▶ _What you are asked to do_: Filter the records for lines holding the string "true".

━━━━

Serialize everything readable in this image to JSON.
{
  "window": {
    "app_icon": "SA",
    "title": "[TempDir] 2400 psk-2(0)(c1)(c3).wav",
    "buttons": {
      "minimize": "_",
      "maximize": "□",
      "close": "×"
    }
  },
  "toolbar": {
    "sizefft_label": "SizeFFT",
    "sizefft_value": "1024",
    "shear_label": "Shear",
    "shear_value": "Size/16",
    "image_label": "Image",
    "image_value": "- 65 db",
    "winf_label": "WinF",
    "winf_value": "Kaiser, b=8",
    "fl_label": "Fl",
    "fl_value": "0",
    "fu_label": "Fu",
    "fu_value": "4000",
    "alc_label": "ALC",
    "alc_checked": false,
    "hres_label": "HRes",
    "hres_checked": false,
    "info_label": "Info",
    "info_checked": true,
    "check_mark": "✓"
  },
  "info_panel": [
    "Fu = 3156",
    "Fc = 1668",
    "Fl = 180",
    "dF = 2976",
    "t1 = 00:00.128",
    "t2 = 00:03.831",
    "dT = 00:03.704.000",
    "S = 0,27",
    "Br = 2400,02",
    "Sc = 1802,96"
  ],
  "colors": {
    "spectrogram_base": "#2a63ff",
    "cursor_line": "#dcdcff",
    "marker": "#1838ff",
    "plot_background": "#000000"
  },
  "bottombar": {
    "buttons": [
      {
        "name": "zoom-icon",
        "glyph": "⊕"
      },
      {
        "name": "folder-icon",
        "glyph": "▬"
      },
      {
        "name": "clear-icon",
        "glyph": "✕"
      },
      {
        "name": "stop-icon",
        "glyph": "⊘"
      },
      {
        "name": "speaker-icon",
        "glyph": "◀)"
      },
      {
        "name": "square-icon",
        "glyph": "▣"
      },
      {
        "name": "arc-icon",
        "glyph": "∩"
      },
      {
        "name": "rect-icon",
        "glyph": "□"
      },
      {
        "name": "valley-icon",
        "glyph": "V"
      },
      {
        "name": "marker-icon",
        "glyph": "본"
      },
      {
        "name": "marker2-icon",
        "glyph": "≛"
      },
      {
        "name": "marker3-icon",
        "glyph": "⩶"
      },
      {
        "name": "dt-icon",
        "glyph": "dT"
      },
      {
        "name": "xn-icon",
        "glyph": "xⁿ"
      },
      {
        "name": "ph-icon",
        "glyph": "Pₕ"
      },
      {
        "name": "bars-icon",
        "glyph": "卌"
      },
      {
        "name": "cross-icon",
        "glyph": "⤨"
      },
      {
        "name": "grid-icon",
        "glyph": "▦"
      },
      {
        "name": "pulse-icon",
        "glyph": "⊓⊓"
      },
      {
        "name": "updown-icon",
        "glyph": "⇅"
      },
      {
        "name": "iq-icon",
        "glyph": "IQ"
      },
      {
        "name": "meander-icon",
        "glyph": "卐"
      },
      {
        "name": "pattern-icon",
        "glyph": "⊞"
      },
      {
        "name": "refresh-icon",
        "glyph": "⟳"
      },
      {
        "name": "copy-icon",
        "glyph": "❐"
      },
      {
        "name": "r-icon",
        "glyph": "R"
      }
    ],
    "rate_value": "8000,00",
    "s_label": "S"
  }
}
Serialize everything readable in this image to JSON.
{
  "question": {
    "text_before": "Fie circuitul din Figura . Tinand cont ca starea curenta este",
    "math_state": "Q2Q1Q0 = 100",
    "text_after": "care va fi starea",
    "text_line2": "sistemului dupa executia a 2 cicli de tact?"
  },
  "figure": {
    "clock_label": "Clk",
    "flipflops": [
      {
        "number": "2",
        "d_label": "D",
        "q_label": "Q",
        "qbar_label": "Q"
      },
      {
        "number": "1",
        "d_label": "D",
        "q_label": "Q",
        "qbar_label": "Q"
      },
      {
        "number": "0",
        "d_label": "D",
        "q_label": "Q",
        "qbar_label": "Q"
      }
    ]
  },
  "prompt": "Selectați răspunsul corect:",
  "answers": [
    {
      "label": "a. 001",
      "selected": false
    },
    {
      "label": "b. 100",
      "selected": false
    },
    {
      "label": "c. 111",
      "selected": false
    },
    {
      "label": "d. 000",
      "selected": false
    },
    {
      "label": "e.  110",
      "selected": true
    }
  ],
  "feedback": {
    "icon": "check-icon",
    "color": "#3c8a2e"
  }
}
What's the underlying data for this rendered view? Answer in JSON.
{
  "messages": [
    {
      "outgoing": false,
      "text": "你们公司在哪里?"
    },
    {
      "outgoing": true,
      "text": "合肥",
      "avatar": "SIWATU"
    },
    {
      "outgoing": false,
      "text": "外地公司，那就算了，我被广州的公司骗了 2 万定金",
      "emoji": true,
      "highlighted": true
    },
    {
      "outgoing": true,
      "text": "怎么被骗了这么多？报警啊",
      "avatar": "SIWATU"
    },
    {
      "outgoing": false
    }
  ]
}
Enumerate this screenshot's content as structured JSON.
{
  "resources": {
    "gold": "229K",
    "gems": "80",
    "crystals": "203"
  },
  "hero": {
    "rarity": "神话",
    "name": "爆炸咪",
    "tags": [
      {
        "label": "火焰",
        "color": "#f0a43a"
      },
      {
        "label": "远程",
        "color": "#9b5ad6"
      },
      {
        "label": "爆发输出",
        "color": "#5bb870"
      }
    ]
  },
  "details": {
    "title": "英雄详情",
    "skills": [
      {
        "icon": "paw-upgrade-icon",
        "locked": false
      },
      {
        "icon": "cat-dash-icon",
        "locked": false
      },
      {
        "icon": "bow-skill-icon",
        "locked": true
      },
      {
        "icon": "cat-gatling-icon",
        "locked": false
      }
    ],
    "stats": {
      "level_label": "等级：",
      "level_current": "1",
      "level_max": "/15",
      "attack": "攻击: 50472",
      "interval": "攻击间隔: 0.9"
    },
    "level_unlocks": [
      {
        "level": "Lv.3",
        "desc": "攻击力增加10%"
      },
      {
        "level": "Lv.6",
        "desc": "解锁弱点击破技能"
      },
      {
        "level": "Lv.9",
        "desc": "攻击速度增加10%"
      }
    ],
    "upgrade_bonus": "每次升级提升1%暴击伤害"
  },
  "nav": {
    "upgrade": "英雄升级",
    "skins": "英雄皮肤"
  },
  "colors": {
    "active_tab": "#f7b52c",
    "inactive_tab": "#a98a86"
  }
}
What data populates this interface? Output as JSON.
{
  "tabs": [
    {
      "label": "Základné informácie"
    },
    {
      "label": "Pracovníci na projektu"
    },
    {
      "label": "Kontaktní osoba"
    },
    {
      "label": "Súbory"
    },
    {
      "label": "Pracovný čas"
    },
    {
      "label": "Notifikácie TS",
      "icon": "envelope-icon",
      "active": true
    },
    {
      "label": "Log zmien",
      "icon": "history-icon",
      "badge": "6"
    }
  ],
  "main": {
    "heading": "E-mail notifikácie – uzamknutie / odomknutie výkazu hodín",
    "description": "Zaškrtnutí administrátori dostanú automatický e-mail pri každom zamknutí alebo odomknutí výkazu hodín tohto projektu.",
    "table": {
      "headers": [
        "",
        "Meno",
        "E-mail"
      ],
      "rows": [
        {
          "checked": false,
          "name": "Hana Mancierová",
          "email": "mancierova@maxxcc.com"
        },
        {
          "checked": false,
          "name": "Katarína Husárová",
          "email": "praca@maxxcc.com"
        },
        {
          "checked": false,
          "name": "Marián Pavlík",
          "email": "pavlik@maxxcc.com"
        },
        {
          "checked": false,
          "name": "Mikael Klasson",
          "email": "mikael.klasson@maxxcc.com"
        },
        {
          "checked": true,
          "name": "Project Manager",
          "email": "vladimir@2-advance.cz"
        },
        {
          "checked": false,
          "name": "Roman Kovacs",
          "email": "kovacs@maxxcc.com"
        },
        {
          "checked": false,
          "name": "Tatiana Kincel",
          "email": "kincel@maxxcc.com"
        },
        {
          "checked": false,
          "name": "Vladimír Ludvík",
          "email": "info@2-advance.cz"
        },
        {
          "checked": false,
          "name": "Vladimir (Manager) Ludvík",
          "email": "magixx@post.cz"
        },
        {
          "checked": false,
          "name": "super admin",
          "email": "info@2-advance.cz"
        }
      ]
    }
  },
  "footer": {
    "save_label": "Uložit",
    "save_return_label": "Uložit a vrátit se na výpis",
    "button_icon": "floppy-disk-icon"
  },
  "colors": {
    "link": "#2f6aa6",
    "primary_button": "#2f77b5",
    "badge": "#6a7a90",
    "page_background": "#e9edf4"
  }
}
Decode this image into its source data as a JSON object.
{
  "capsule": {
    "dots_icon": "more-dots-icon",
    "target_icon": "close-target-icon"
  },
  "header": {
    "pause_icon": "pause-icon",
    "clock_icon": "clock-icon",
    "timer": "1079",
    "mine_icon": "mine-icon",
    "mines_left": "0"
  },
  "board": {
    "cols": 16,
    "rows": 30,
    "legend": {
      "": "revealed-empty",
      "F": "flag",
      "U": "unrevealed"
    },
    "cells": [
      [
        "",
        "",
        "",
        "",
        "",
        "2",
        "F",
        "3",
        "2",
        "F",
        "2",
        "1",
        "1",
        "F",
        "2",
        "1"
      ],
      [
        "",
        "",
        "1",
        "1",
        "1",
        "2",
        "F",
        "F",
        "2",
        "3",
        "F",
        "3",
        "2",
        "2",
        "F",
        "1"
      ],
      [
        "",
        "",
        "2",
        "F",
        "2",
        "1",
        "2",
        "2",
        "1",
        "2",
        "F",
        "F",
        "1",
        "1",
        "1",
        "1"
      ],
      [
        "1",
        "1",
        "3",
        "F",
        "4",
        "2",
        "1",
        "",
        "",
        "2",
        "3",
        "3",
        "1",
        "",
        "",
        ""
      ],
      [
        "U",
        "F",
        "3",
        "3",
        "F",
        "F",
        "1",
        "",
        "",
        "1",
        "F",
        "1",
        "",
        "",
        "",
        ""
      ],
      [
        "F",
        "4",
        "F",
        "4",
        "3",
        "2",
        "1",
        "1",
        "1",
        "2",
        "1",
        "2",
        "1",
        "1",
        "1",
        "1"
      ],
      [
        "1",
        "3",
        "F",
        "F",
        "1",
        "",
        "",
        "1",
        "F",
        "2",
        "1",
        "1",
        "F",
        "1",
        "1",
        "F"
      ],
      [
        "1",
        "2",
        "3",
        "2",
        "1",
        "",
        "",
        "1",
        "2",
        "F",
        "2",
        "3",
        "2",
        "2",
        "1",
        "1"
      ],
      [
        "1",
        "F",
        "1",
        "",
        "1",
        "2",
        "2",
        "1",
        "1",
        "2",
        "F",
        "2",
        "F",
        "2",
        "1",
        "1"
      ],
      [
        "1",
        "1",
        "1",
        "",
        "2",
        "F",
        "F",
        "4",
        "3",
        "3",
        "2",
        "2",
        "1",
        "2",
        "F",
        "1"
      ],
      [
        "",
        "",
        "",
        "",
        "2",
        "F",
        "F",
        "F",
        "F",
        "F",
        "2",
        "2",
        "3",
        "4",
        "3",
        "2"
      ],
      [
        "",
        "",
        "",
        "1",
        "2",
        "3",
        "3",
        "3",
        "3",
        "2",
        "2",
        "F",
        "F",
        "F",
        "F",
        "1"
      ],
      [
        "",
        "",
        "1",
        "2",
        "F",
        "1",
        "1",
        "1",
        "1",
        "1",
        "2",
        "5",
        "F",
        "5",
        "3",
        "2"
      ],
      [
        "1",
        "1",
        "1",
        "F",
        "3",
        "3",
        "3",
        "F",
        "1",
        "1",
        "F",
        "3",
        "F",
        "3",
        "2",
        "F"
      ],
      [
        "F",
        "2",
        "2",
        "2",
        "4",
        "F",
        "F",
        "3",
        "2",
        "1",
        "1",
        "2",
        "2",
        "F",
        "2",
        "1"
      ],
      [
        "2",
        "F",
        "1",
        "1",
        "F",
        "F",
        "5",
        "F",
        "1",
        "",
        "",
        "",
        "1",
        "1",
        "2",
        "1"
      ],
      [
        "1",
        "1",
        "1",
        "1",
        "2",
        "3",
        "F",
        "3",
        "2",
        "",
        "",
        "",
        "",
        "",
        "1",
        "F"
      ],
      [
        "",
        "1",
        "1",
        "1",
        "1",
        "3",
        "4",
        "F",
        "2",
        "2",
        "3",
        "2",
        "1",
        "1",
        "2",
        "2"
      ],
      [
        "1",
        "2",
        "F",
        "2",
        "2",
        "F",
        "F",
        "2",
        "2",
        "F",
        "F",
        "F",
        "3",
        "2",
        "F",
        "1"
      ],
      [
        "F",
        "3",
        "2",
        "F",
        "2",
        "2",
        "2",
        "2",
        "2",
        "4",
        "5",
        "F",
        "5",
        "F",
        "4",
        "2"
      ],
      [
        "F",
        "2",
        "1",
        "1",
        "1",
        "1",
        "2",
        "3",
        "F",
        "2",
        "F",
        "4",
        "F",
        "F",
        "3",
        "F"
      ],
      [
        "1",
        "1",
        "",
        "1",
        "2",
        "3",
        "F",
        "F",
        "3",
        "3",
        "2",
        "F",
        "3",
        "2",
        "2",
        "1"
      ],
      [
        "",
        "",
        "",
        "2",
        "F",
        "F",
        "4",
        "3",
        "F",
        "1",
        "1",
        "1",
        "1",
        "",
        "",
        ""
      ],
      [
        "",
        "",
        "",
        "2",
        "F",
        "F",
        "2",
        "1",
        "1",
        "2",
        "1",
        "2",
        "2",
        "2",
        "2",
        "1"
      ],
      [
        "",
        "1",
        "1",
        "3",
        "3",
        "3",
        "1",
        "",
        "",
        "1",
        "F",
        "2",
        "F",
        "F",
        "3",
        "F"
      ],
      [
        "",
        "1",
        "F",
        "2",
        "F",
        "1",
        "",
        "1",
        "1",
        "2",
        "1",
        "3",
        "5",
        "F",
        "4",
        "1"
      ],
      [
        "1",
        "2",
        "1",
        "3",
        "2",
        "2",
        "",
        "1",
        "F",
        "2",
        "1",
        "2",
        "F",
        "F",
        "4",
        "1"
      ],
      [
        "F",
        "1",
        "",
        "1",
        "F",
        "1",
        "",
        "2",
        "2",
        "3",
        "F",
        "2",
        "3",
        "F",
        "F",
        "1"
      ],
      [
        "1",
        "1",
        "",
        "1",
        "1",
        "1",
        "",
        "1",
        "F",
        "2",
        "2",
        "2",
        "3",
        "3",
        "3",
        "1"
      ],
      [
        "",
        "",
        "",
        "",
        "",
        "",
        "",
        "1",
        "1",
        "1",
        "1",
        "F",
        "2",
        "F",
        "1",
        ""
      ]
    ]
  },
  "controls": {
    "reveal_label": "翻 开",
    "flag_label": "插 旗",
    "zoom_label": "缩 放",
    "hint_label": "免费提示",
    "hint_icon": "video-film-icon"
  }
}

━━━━

▶ _Written solution_:
    "info_checked": true,
      "selected": true
      "outgoing": true,
      "emoji": true,
      "highlighted": true
      "outgoing": true,
        "locked": true
      "active": true
          "checked": true,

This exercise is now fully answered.